In history there has been a long debate between violence and non-violence in the context of social movements. Some very great persons who brought very beneficial and durable change chose the path of non-violence and peace. Some very courageous and capable leaders and their followers, on the other hand, had no hesitation in using violent methods and they too achieved positive results in the context of reducing injustice and inspiring others to seek justice. So from the pages of history we have inspiring examples of both kinds of social movements.
However if on balance we have to decide whether non-violence or violence in social movements has been more useful, then on the whole we can say with a fair degree of confidence that the path of non-violence has been more useful and capable of bringing more durable positive results.
One reason for this is that violence in its various manifestations is itself is a big cause of human distress. This is of course seen in very cruel forms and on very large scale at the time of wars and civil wars from time to time, but in addition we can see this everyday in numerous aspects of everyday life that violence, cruelty, domination and excessive anger, all of which are inter-related, are a leading cause of human distress. So something which is so often a part and cause of the problem cannot very readily and easily become a part of the solution. There are thus inherent problems in preferring violence to non-violence in social movements which basically seek to reduce the distress of human beings as well as other forms of life.

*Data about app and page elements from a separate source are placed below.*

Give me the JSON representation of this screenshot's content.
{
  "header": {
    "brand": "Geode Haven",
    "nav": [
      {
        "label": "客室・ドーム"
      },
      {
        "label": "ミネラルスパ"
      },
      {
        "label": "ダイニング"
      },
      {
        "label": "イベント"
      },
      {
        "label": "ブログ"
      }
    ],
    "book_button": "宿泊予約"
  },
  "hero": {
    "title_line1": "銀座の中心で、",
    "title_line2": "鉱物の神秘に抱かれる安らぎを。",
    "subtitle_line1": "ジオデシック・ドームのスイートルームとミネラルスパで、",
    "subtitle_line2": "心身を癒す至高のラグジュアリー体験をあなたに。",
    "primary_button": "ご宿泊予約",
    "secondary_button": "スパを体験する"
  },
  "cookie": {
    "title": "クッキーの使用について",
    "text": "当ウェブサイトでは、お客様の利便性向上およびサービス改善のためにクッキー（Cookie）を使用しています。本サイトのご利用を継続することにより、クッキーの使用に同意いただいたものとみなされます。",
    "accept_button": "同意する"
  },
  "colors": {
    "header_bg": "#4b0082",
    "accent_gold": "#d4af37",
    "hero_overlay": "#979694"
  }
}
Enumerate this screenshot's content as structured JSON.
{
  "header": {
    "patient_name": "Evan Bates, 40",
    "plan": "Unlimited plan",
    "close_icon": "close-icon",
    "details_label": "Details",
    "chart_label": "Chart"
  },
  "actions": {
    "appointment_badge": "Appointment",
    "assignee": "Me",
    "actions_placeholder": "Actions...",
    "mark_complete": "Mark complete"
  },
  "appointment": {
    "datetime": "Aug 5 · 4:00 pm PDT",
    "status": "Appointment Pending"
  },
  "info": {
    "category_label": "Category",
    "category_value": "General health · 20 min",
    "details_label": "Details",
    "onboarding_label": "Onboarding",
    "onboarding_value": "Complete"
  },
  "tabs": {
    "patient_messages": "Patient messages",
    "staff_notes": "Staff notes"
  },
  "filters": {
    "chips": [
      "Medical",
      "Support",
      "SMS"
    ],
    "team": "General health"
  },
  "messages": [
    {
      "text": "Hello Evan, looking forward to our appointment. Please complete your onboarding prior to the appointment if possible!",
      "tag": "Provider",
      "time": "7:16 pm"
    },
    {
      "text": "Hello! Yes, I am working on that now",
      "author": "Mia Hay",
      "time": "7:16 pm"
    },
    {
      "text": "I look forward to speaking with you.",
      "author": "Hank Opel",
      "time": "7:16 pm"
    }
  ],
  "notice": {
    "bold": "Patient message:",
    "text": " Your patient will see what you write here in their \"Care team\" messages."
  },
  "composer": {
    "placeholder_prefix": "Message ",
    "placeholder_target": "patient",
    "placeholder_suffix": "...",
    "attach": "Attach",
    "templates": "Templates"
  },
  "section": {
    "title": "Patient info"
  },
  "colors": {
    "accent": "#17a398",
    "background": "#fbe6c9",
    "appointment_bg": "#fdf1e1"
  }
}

Secondly, social movements are likely to be more useful if these are more transparent and involve wide consultations, and are likely to be less useful if these are more secretive. But violent movements by their very nature tend to be more secretive and even conspiratorial. On the other hand non-violent movements, while these may also involve some amount of secrecy at some stage, can on the whole afford to be much more transparent and can benefit from the opinion and consultation of many more people.
Transparent movements, with a lot of well-informed discussion around them, have much more possibilities of self-correction, whereas the chances of self-correction along the path are much less in violent movements which often under the grip of a few powerful persons. Non-violent movements are likely to be much more democratic than violent ones.
Non-violent movements can become relatively more broad-based, involving much more people, and can persist in their efforts over a longer period, compared to violent movements.
The overall effort ultimately is to reduce human distress and hence care has to be taken to avoid loss to any innocent persons. The chances of innocent persons getting harmed , and sometimes even colleagues and comrades getting very unfair or even cruel treatment, are much higher in violent movements.
While these factors have always been there, the case in favor of non-violent movements has become stronger in present times as the survival crisis of our times involves very complex issues and hence the need for transparency and well-informed wide discussion is much higher in these times, while the role of secretive action is lesser compared to earlier times. The possibilities of extending movements over a longer time horizon and increasing support base with the passage of time are also now more for non-violent movements, even though several problems remain.
Although the case of favoring non-violent movements over violent movements is strong today, this does not mean that all violent movements can be rejected outright. In the case of such movements whose honesty and sincerity is well-established we have to also look at their compulsions. Efforts should be made to reach out to them in such a way that they are able to pursue justice, equality or other sincere objectives without having to resort to violent means. Inspite of disagreement with violence, where there is honest commitment to justice, this aspect always deserves respect.
Bharat Dogra is a journalist and author. His recent books include Protecting Earth for Children and Man Over Machine.